BEGIN

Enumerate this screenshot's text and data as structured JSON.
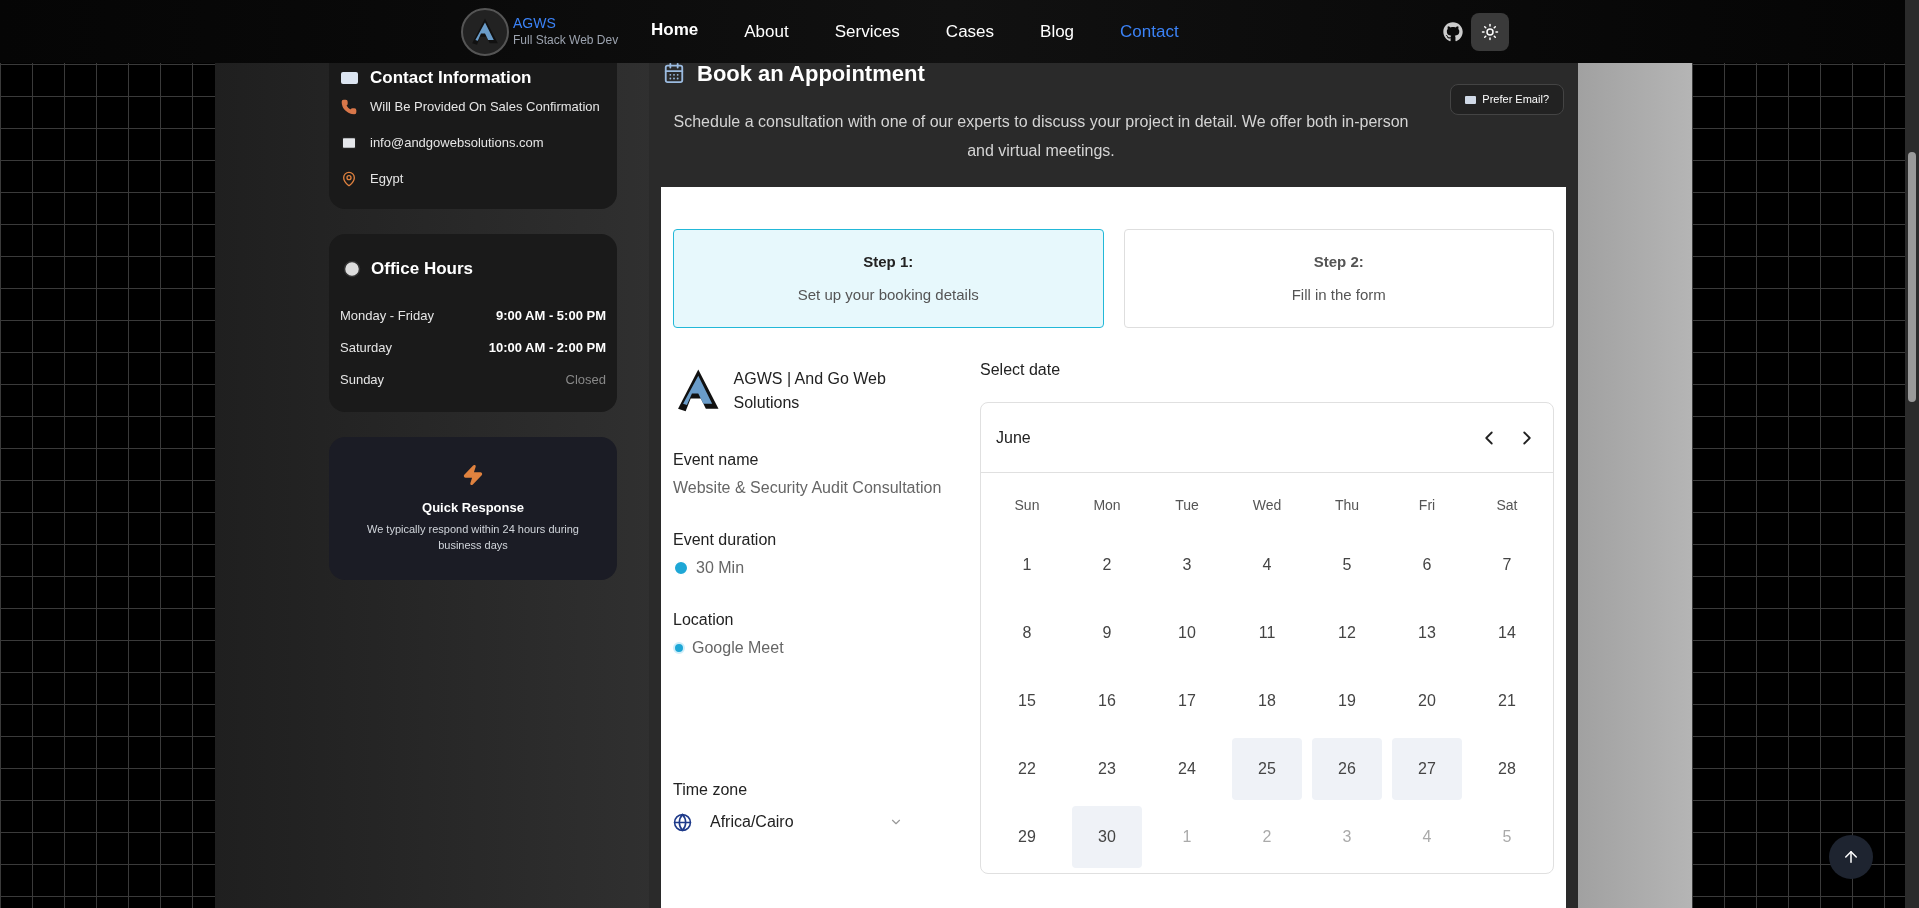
{
  "brand": {
    "name": "AGWS",
    "tagline": "Full Stack Web Dev"
  },
  "nav": [
    {
      "label": "Home",
      "selected": false
    },
    {
      "label": "About",
      "selected": false
    },
    {
      "label": "Services",
      "selected": false
    },
    {
      "label": "Cases",
      "selected": false
    },
    {
      "label": "Blog",
      "selected": false
    },
    {
      "label": "Contact",
      "selected": true
    }
  ],
  "contact": {
    "title": "Contact Information",
    "items": [
      {
        "kind": "phone",
        "text": "Will Be Provided On Sales Confirmation"
      },
      {
        "kind": "email",
        "text": "info@andgowebsolutions.com"
      },
      {
        "kind": "location",
        "text": "Egypt"
      }
    ]
  },
  "hours": {
    "title": "Office Hours",
    "rows": [
      {
        "day": "Monday - Friday",
        "time": "9:00 AM - 5:00 PM",
        "closed": false
      },
      {
        "day": "Saturday",
        "time": "10:00 AM - 2:00 PM",
        "closed": false
      },
      {
        "day": "Sunday",
        "time": "Closed",
        "closed": true
      }
    ]
  },
  "quick": {
    "title": "Quick Response",
    "text": "We typically respond within 24 hours during business days"
  },
  "booking": {
    "title": "Book an Appointment",
    "email_button": "Prefer Email?",
    "description": "Schedule a consultation with one of our experts to discuss your project in detail. We offer both in-person and virtual meetings."
  },
  "steps": [
    {
      "title": "Step 1:",
      "text": "Set up your booking details",
      "selected": true
    },
    {
      "title": "Step 2:",
      "text": "Fill in the form",
      "selected": false
    }
  ],
  "event": {
    "company": "AGWS | And Go Web Solutions",
    "fields": [
      {
        "kind": "name",
        "label": "Event name",
        "value": "Website & Security Audit Consultation"
      },
      {
        "kind": "duration",
        "label": "Event duration",
        "value": "30 Min"
      },
      {
        "kind": "location",
        "label": "Location",
        "value": "Google Meet"
      }
    ],
    "timezone": {
      "label": "Time zone",
      "value": "Africa/Cairo"
    }
  },
  "calendar": {
    "label": "Select date",
    "month": "June",
    "weekdays": [
      "Sun",
      "Mon",
      "Tue",
      "Wed",
      "Thu",
      "Fri",
      "Sat"
    ],
    "days": [
      {
        "label": "1",
        "available": false,
        "outside": false
      },
      {
        "label": "2",
        "available": false,
        "outside": false
      },
      {
        "label": "3",
        "available": false,
        "outside": false
      },
      {
        "label": "4",
        "available": false,
        "outside": false
      },
      {
        "label": "5",
        "available": false,
        "outside": false
      },
      {
        "label": "6",
        "available": false,
        "outside": false
      },
      {
        "label": "7",
        "available": false,
        "outside": false
      },
      {
        "label": "8",
        "available": false,
        "outside": false
      },
      {
        "label": "9",
        "available": false,
        "outside": false
      },
      {
        "label": "10",
        "available": false,
        "outside": false
      },
      {
        "label": "11",
        "available": false,
        "outside": false
      },
      {
        "label": "12",
        "available": false,
        "outside": false
      },
      {
        "label": "13",
        "available": false,
        "outside": false
      },
      {
        "label": "14",
        "available": false,
        "outside": false
      },
      {
        "label": "15",
        "available": false,
        "outside": false
      },
      {
        "label": "16",
        "available": false,
        "outside": false
      },
      {
        "label": "17",
        "available": false,
        "outside": false
      },
      {
        "label": "18",
        "available": false,
        "outside": false
      },
      {
        "label": "19",
        "available": false,
        "outside": false
      },
      {
        "label": "20",
        "available": false,
        "outside": false
      },
      {
        "label": "21",
        "available": false,
        "outside": false
      },
      {
        "label": "22",
        "available": false,
        "outside": false
      },
      {
        "label": "23",
        "available": false,
        "outside": false
      },
      {
        "label": "24",
        "available": false,
        "outside": false
      },
      {
        "label": "25",
        "available": true,
        "outside": false
      },
      {
        "label": "26",
        "available": true,
        "outside": false
      },
      {
        "label": "27",
        "available": true,
        "outside": false
      },
      {
        "label": "28",
        "available": false,
        "outside": false
      },
      {
        "label": "29",
        "available": false,
        "outside": false
      },
      {
        "label": "30",
        "available": true,
        "outside": false
      },
      {
        "label": "1",
        "available": false,
        "outside": true
      },
      {
        "label": "2",
        "available": false,
        "outside": true
      },
      {
        "label": "3",
        "available": false,
        "outside": true
      },
      {
        "label": "4",
        "available": false,
        "outside": true
      },
      {
        "label": "5",
        "available": false,
        "outside": true
      }
    ]
  }
}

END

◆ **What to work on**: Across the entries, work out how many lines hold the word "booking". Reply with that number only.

◆ **Exercise response**: 2